Recently, the issue of publicity has surfaced in discussions of the correct interpretation of the Rawlsian principles of justice. In an intriguing critique of G.A. Cohen's preferred interpretation of the difference principle as a principle that is incompatible with incentive-based inequalities, Andrew Williams points to a gap in Cohen's argument, alleging that Cohen's interpretation of the difference principle is unlikely to be compatible with the Rawlsian endorsement of publicity. Having explored a possible extrapolation of Cohen's critique to aggregate consumer choices and a resulting extension of Williams's charge that the difference principle, on Cohen's reading, fails to meet the publicity constraint because of its informational demandingness, I defend three claims: (a) it is doubtful that Rawls endorses a publicity constraint of the sort that would rule out Cohen's interpretation of the difference principle; (b) it is hard to see how such a constraint could emerge from the considerations Rawls offers in favour of publicity; and (c) under certain interpretations, the difference principle disallows incentive-based inequalities and yet satisfies suitably modest versions of the publicity constraint.

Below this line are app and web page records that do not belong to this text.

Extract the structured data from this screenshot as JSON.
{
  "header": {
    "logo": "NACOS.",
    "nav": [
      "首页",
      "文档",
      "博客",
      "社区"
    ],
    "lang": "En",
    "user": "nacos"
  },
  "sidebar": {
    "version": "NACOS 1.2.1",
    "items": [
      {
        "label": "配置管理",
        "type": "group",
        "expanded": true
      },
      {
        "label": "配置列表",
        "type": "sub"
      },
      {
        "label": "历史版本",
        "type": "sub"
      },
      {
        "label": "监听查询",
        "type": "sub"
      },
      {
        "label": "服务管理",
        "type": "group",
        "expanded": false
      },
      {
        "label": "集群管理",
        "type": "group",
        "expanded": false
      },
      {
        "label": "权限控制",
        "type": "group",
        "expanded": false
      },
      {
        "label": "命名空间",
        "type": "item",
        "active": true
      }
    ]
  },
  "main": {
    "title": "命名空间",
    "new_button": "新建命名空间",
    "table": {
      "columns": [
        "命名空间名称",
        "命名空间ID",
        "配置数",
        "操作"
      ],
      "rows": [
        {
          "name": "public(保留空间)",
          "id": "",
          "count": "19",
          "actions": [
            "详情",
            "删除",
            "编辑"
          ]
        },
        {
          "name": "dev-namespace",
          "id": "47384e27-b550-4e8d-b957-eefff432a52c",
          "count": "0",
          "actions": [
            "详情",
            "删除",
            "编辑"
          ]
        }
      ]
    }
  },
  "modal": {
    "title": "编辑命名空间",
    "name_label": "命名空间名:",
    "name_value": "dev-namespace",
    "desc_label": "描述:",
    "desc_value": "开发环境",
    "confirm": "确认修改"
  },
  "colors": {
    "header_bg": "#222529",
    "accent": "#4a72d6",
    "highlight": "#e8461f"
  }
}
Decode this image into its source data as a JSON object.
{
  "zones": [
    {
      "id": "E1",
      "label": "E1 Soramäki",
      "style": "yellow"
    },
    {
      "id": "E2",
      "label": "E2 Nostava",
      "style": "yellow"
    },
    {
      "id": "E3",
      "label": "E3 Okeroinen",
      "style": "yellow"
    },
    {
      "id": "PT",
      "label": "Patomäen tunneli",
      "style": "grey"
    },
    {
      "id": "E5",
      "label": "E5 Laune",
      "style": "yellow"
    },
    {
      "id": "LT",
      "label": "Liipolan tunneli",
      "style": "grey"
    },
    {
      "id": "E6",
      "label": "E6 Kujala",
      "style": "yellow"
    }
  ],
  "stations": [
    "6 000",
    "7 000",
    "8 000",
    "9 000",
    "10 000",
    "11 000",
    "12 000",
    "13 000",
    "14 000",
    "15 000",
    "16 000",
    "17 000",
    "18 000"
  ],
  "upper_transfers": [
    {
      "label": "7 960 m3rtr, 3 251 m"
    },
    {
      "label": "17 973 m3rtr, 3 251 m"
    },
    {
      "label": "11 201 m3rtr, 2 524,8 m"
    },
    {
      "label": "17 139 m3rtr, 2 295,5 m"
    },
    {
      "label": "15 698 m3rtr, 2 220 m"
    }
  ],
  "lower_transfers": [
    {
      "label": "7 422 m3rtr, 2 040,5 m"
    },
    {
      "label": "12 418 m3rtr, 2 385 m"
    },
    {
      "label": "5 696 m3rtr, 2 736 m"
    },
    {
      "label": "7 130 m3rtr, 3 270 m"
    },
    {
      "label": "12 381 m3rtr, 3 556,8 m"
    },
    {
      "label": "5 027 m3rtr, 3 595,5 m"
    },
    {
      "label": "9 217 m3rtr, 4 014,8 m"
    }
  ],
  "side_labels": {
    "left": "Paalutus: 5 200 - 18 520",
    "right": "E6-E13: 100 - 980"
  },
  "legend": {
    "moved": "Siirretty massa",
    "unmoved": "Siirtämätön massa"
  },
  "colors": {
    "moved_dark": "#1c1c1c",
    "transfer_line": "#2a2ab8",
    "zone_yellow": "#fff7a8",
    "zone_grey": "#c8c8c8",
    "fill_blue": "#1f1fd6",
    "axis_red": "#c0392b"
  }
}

Journal of Moral Philosophy, 2008, Vol 5, Issue 1, p. 39-49
ANDREW WILLIAMS; EQUALITY; G.A. COHEN; INCENTIVES; INFORMATIONAL DEMANDINGNESS; JOHN RAWLS; JUSTICE; PUBLICITY